• **INSTRUCTIONS TO FOLLOW**
Lines in the listing below that include the word "title" need to be copied.

***** EXTRACTED INFORMATION

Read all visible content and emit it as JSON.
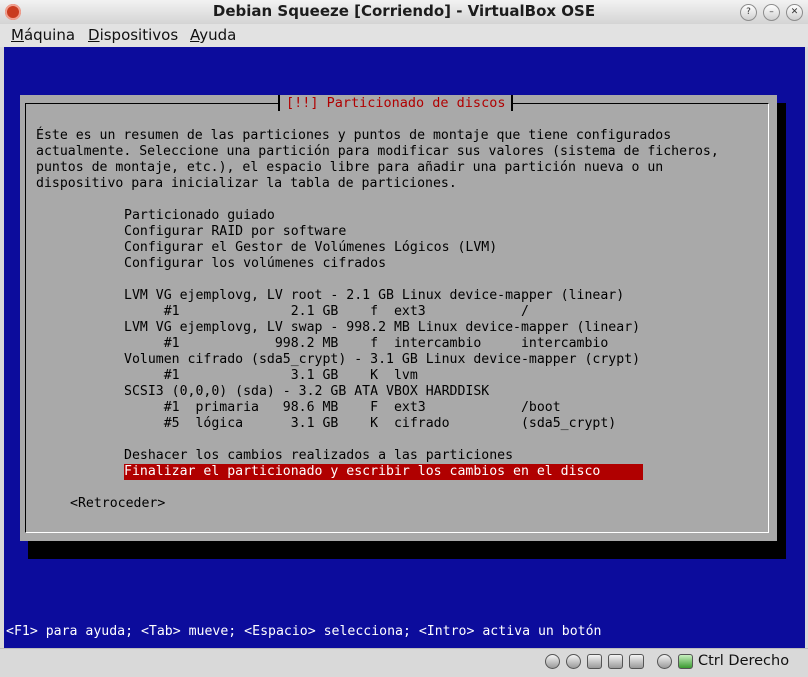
{
  "window": {
    "title": "Debian Squeeze [Corriendo] - VirtualBox OSE",
    "buttons": [
      "?",
      "–",
      "✕"
    ]
  },
  "menubar": {
    "items": [
      {
        "label": "Máquina",
        "underline": "M"
      },
      {
        "label": "Dispositivos",
        "underline": "D"
      },
      {
        "label": "Ayuda",
        "underline": "A"
      }
    ]
  },
  "dialog": {
    "title": "[!!] Particionado de discos",
    "intro": [
      "Éste es un resumen de las particiones y puntos de montaje que tiene configurados",
      "actualmente. Seleccione una partición para modificar sus valores (sistema de ficheros,",
      "puntos de montaje, etc.), el espacio libre para añadir una partición nueva o un",
      "dispositivo para inicializar la tabla de particiones."
    ],
    "options": [
      "Particionado guiado",
      "Configurar RAID por software",
      "Configurar el Gestor de Volúmenes Lógicos (LVM)",
      "Configurar los volúmenes cifrados"
    ],
    "partitions": [
      "LVM VG ejemplovg, LV root - 2.1 GB Linux device-mapper (linear)",
      "     #1              2.1 GB    f  ext3            /",
      "LVM VG ejemplovg, LV swap - 998.2 MB Linux device-mapper (linear)",
      "     #1            998.2 MB    f  intercambio     intercambio",
      "Volumen cifrado (sda5_crypt) - 3.1 GB Linux device-mapper (crypt)",
      "     #1              3.1 GB    K  lvm",
      "SCSI3 (0,0,0) (sda) - 3.2 GB ATA VBOX HARDDISK",
      "     #1  primaria   98.6 MB    F  ext3            /boot",
      "     #5  lógica      3.1 GB    K  cifrado         (sda5_crypt)"
    ],
    "undo": "Deshacer los cambios realizados a las particiones",
    "finish": "Finalizar el particionado y escribir los cambios en el disco",
    "back": "<Retroceder>"
  },
  "helpline": "<F1> para ayuda; <Tab> mueve; <Espacio> selecciona; <Intro> activa un botón",
  "statusbar": {
    "hostkey": "Ctrl Derecho",
    "icons": [
      "hard-disk-icon",
      "cd-icon",
      "network-icon",
      "usb-icon",
      "shared-folder-icon",
      "virtualization-icon",
      "mouse-integration-icon"
    ]
  }
}
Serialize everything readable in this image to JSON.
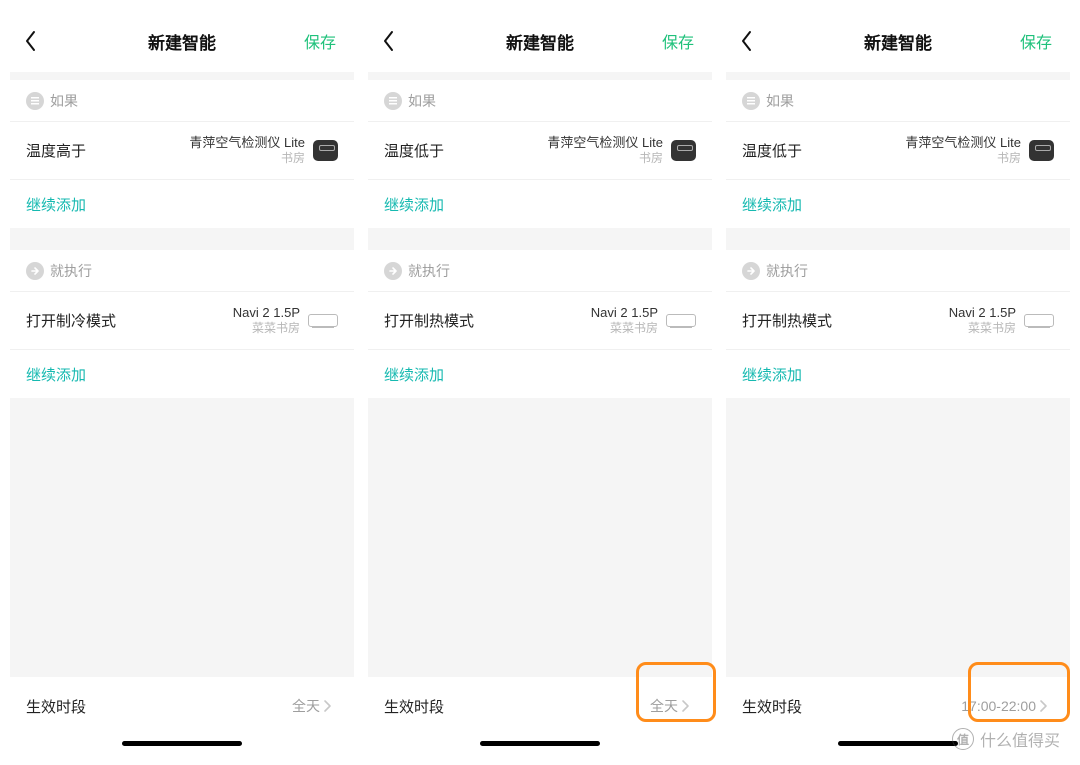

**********

• **REPLY**
    "title": "Debian Squeeze [Corriendo] - VirtualBox OSE",
    "title": "[!!] Particionado de discos",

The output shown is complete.